No, I haven't been slacking off. I've been writing, writing, writing all this past weekend -- Thursday, Friday, Saturday, and Sunday -- at the UCLA Extension Writers' Workshop. It was exhausting but worth it. I got a lot of good feedback on my memoir and my pitch letter, and I met some wonderful and talented writers in the process.
Barbara Abercrombie, the instructor, asked us to do several 5-minute writing exercises. Here are a few samples. The titles in bold were the assigned topics.
Okay, maybe it’s a habit or maybe an obsession. But, it doesn’t matter. I do it. I do it everyday. When the radio alarm starts playing some piece of classical music I get up in the dark – not even stopping to think maybe I’ll sleep in this morning – and turn off the alarm, go into the bathroom, turn on the light, and begin to get ready to go to the gym. I never lay out my gym clothes the night before. No. I move back into the bedroom and slowly open the armoire doors and pull open the drawers to get my socks, sports bra, tights. Then I gently close the doors so I won’t wake my husband. Then I go back into the bathroom and get dressed. Every morning it’s the same thing – get up, get my clothes, get dressed, wash up, and I’m out the door.
What Stays the Same in My Life
No matter what I do, what I say, Bob loves me. The look of love I see in his blue eyes when he takes my face in his hands is a constant. We’ve been through so much together in our 38-year old marriage – illnesses, deaths, good economic times, bad economic times, and certainly times when his scientific mind and my creative mind don’t see eye to eye. His tastes and mine don’t always jive, his needs don’t coincide with mine, and yet his love for me is always there. I can rely on it. I cherish it. And I know I must preserve it.
What I Believe
I believe that I can accomplish anything that I want – I think a bold statement for someone who grew up in the 1940s and 50s. I got a college degree despite my dad’s insistence that girls need only secretarial training in preparation for marriage. I got a divorce in the mid 60s – not fazed by being called the Black Sheep of the family for going through it – when I realized I had a better chance of happiness without my then husband than with him. I changed my career from technical writer, programmer, realtor, development director, and proposal manager whenever it was necessary for my lifestyle or it was time to learn something new. And, I made space in my life for creativity – early on as a painter and later as a writer. I love to mentor young women and encourage them to follow their dreams. For I believe women – especially now when equality between men and women is must – can compete on the same level as their male peers. They only need the confidence and fortitude to believe in themselves. I believe in yes I can. Yes we can.
Where My Memoir Takes Place
Paul’s room was small and dark. He kept his shades closed so he couldn’t look out to the yard. His double-size bed was pushed over to the wall and instead of using the new bedspread I had bought for him when he came back home to live, he coved his bed with the black comforter I gave him when he went to college. He had a big overstuffed brown chair in there though I don’t think he sat in it very much.

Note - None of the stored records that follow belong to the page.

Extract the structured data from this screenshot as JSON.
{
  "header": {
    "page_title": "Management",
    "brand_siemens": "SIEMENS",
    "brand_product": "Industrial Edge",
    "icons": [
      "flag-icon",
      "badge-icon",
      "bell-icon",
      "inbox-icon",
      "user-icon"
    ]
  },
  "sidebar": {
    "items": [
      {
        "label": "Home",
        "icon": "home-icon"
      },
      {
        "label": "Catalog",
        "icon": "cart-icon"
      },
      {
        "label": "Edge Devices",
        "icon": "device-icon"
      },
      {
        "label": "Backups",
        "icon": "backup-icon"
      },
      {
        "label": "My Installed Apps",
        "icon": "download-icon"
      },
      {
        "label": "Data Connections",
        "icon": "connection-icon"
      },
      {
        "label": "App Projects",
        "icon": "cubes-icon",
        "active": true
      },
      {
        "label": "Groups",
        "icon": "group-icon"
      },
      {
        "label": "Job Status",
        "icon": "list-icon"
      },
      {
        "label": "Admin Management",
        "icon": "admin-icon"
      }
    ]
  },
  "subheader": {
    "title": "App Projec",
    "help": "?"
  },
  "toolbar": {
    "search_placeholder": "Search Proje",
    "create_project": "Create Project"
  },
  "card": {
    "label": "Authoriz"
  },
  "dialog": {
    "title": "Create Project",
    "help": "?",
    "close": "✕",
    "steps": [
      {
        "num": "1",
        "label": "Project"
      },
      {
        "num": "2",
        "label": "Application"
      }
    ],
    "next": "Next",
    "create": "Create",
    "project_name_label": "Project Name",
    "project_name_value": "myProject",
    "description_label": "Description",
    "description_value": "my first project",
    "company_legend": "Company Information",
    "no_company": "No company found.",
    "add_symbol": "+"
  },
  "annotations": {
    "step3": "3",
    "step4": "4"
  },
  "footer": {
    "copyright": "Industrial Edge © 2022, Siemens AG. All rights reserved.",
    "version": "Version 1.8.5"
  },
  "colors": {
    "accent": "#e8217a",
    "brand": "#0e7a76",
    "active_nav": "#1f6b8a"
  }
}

Instead he’d lie on his bed or sit cross legged on the floor – his back up against the bed. He also liked to be in his closet. He composed music in there. He had his electronic keyboards, speakers, drum machine all in his closet. Plus, his collection of vinyl jazz records and books – all in alphabetical order on the shelves. When we first moved into our home I had a carpenter put up a wall of shelves in the closet. And through the years the contents on those shelves changed – from Dr. Seuss and Richard Scary books and legos to dungeon and dragon figures and games and miniature trains to adult books that included the complete works of Henry Miller and biographies of Miles Davis and John Lennon.